“He had been on a recording video called ‘The Sound of Jazz,’ which was a CBS television show that showed jazz musicians playing,” White said. “It had all these legendary people. And he had done a blues solo with two clarinet players, and I used to like that since the blues was fairly easy. I had worked on that, and I wanted to play that with him, so we actually played it in the class.”

Like Powell, Don Vappie met Barker after being spotted during a gig. Vappie can also play the bass and guitar, and he remembers a time in the 1990s when Barker urged him to try playing the banjo during one of their concert breaks.

“At that time I was playing a little bit of banjo, but he just kept pushing me,” said Vappie, who will play banjo in the Spoleto tribute. “I look back at that moment as him inviting me to take the banjo and evolve.
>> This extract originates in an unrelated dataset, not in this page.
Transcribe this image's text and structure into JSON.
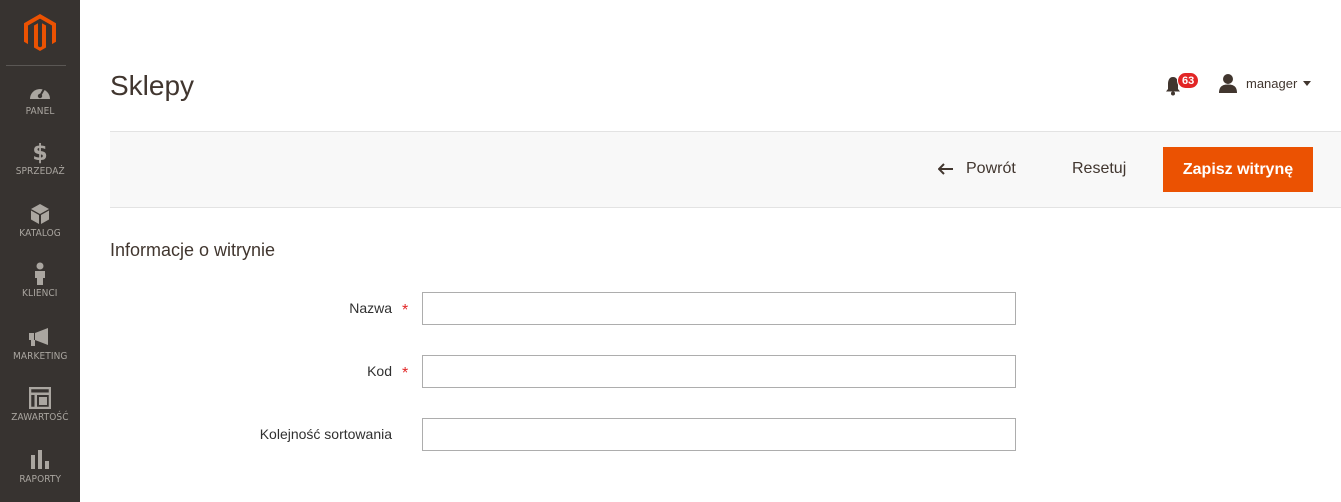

You know, bring it somewhere.”

Vappie said he was initially drawn to the instrument by its historical roots to the Caribbean and Africa. “I started working at a music store, and I saw banjos hanging on the wall,” he said. “It reminded me of some of the muted guitar lines that were played in other music, like in Earth, Wind and Fire. 

“My generation hated the banjo because it was like a symbol of Jim Crow for us,” Vappie continued. “But in doing some research and finding that the banjo actually evolved from the African instruments that came here with [enslaved people], I asked myself, ‘How can one group of people get another group of people to hate something that belongs to them?’ That was my thought process, so I started playing the banjo.”

With the tribute, which was also presented in 2019 at Jazz at Lincoln Center, the musicians hope to introduce a wider audience, especially younger generations, to traditional New Orleans jazz. 

“I would like young people to realize that jazz is a very important music that is fun,” White said. “It’s enjoyable. It’s an expression of individuality, personality. It’s an expression of your deepest emotions and passions and feelings, and letting them out and being who you are – but using that to come together with others to create a higher power. The New Orleans style is danceable music, and it’s fun. So when the people are dancing, we hope that they feel like that.”

Cydney Lee is a graduate student in the Goldring Arts Journalism and Communications Program at Syracuse University.